Scan the lines below; pull out those with "value".
START Data for review
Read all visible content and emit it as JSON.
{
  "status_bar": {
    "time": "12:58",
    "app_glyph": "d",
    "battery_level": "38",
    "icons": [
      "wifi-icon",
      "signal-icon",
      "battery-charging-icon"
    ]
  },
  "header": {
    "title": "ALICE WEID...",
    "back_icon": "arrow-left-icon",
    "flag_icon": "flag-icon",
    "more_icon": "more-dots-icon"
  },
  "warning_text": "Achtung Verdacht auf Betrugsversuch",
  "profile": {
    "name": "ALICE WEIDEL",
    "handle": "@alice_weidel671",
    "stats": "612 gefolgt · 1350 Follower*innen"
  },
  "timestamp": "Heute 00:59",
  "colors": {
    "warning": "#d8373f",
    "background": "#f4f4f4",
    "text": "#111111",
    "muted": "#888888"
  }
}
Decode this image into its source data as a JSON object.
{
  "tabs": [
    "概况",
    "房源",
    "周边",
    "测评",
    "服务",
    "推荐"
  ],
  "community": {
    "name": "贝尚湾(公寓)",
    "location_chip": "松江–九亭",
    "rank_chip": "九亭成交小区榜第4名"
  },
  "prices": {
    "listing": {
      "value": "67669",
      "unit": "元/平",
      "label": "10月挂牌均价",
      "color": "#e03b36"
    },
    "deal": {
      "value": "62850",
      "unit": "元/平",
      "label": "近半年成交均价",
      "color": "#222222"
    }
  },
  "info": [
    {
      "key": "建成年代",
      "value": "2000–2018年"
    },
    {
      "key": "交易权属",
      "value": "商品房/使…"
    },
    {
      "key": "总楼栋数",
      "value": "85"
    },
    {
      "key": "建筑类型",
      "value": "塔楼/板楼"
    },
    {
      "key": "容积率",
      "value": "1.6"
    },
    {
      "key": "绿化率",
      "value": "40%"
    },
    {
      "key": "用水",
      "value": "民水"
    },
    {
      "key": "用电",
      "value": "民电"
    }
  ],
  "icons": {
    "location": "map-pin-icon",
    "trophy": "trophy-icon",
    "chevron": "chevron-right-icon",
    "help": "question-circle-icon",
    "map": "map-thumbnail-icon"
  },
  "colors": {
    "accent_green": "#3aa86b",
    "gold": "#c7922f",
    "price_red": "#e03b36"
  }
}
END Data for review
▶ **Solution**
      "value": "67669",
      "value": "62850",
      "value": "2000–2018年"
      "value": "商品房/使…"
      "value": "85"
      "value": "塔楼/板楼"
      "value": "1.6"
      "value": "40%"
      "value": "民水"
      "value": "民电"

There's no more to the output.